#### [ABOUT THIS EXERCISE]
Please repeat, exactly as written, the line containing "Serialize everything readable" and every line after it through the end of the records below, leaving out any pictures.

#### [Entries from a dataset of interfaces]

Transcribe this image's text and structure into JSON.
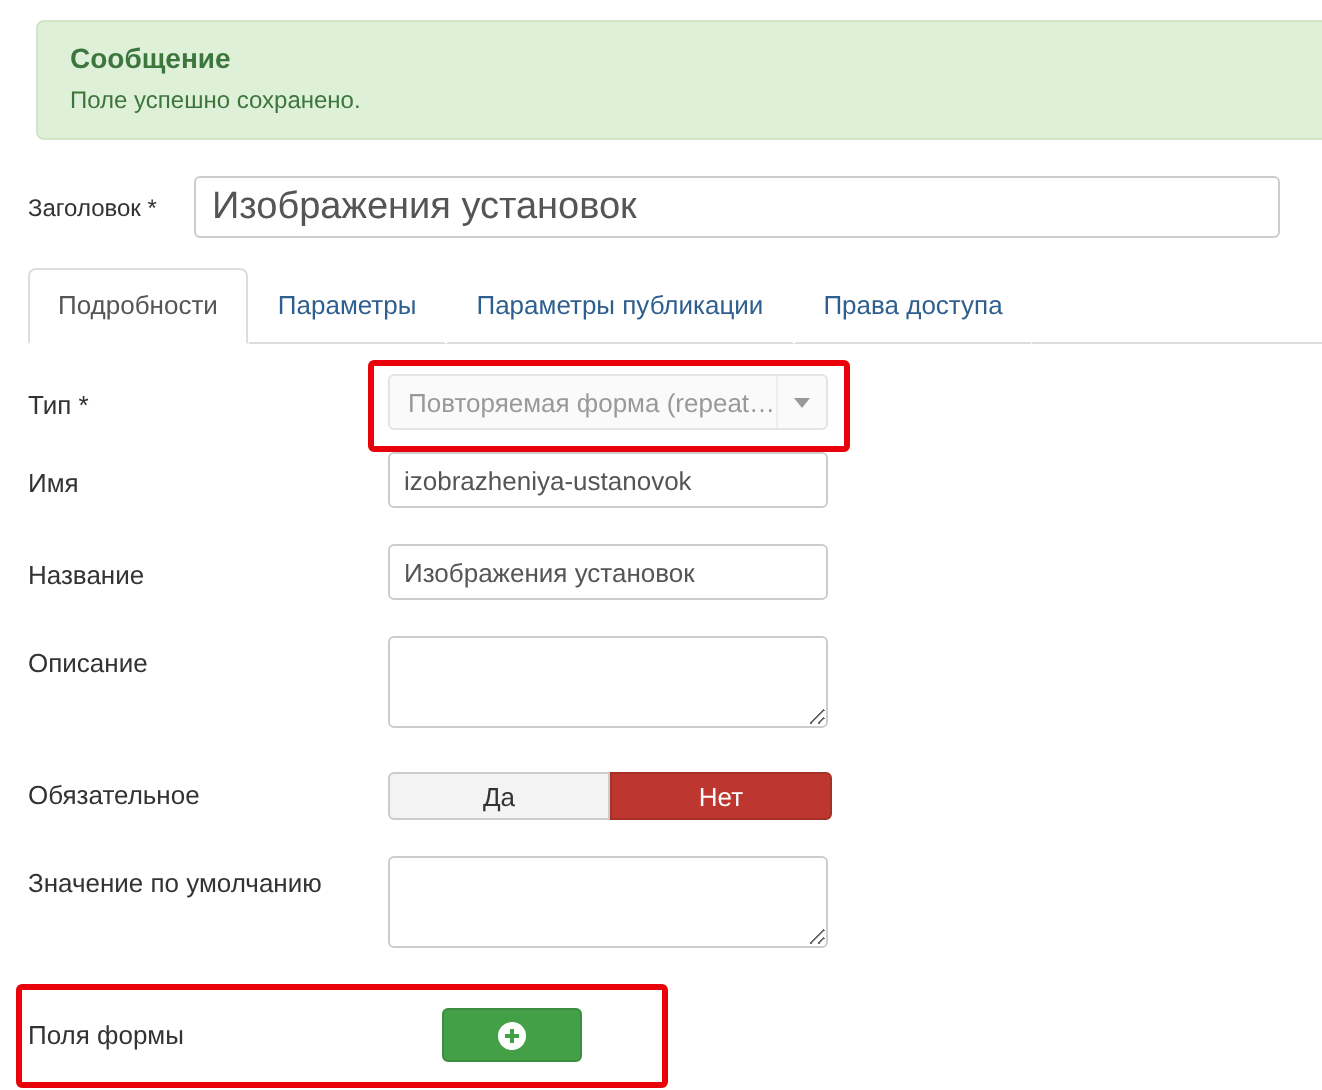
{
  "message": {
    "title": "Сообщение",
    "text": "Поле успешно сохранено."
  },
  "title_field": {
    "label": "Заголовок *",
    "value": "Изображения установок"
  },
  "tabs": [
    {
      "label": "Подробности",
      "selected": true
    },
    {
      "label": "Параметры",
      "selected": false
    },
    {
      "label": "Параметры публикации",
      "selected": false
    },
    {
      "label": "Права доступа",
      "selected": false
    }
  ],
  "rows": [
    {
      "kind": "select",
      "label": "Тип *",
      "value": "Повторяемая форма (repeat…",
      "disabled": true,
      "highlighted": true
    },
    {
      "kind": "text",
      "label": "Имя",
      "value": "izobrazheniya-ustanovok",
      "highlighted": false
    },
    {
      "kind": "text",
      "label": "Название",
      "value": "Изображения установок",
      "highlighted": false
    },
    {
      "kind": "textarea",
      "label": "Описание",
      "highlighted": false
    },
    {
      "kind": "toggle",
      "label": "Обязательное",
      "options": [
        {
          "label": "Да",
          "selected": false
        },
        {
          "label": "Нет",
          "selected": true
        }
      ],
      "highlighted": false
    },
    {
      "kind": "textarea",
      "label": "Значение по умолчанию",
      "highlighted": false
    },
    {
      "kind": "add",
      "label": "Поля формы",
      "highlighted": true
    }
  ]
}
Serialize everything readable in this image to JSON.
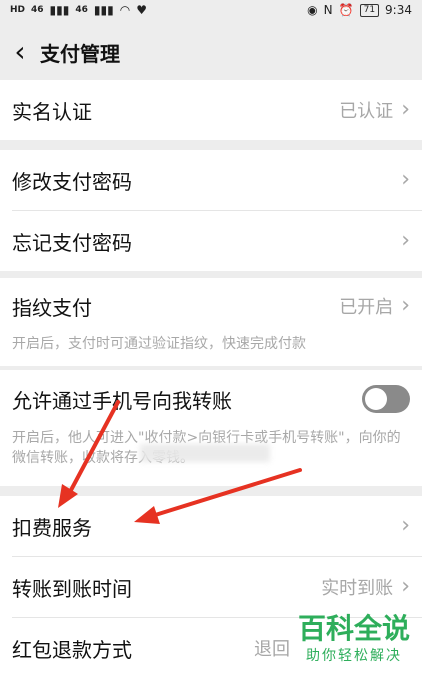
{
  "status_bar": {
    "left_text": "HD",
    "net1": "46",
    "net2": "46",
    "time": "9:34",
    "battery": "71"
  },
  "header": {
    "title": "支付管理"
  },
  "sections": [
    {
      "items": [
        {
          "label": "实名认证",
          "value": "已认证"
        }
      ]
    },
    {
      "items": [
        {
          "label": "修改支付密码",
          "value": ""
        },
        {
          "label": "忘记支付密码",
          "value": ""
        }
      ]
    },
    {
      "items": [
        {
          "label": "指纹支付",
          "value": "已开启",
          "hint": "开启后，支付时可通过验证指纹，快速完成付款"
        }
      ]
    },
    {
      "items": [
        {
          "label": "允许通过手机号向我转账",
          "toggle_on": false,
          "hint": "开启后，他人可进入\"收付款>向银行卡或手机号转账\"，向你的微信转账，收款将存入零钱。"
        }
      ]
    },
    {
      "items": [
        {
          "label": "扣费服务",
          "value": ""
        },
        {
          "label": "转账到账时间",
          "value": "实时到账"
        },
        {
          "label": "红包退款方式",
          "value": "退回"
        }
      ]
    }
  ],
  "watermark": {
    "main": "百科全说",
    "sub": "助你轻松解决"
  },
  "colors": {
    "annotation_arrow": "#e63222",
    "watermark": "#2eae5b"
  }
}
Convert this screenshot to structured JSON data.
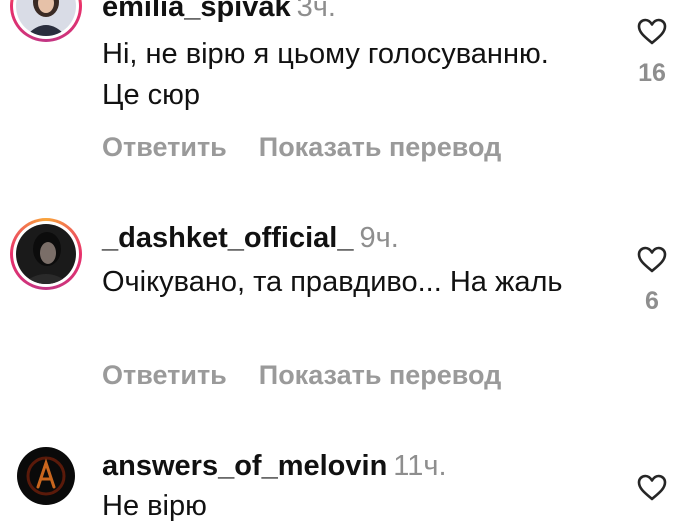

#### [THE COMPLETED TASK]
Serialize everything readable in this image to JSON.
{
  "status_bar": {
    "left_text": "HD",
    "net1": "46",
    "net2": "46",
    "time": "9:34",
    "battery": "71"
  },
  "header": {
    "title": "支付管理"
  },
  "sections": [
    {
      "items": [
        {
          "label": "实名认证",
          "value": "已认证"
        }
      ]
    },
    {
      "items": [
        {
          "label": "修改支付密码",
          "value": ""
        },
        {
          "label": "忘记支付密码",
          "value": ""
        }
      ]
    },
    {
      "items": [
        {
          "label": "指纹支付",
          "value": "已开启",
          "hint": "开启后，支付时可通过验证指纹，快速完成付款"
        }
      ]
    },
    {
      "items": [
        {
          "label": "允许通过手机号向我转账",
          "toggle_on": false,
          "hint": "开启后，他人可进入\"收付款>向银行卡或手机号转账\"，向你的微信转账，收款将存入零钱。"
        }
      ]
    },
    {
      "items": [
        {
          "label": "扣费服务",
          "value": ""
        },
        {
          "label": "转账到账时间",
          "value": "实时到账"
        },
        {
          "label": "红包退款方式",
          "value": "退回"
        }
      ]
    }
  ],
  "watermark": {
    "main": "百科全说",
    "sub": "助你轻松解决"
  },
  "colors": {
    "annotation_arrow": "#e63222",
    "watermark": "#2eae5b"
  }
}
Convert this screenshot to structured JSON data.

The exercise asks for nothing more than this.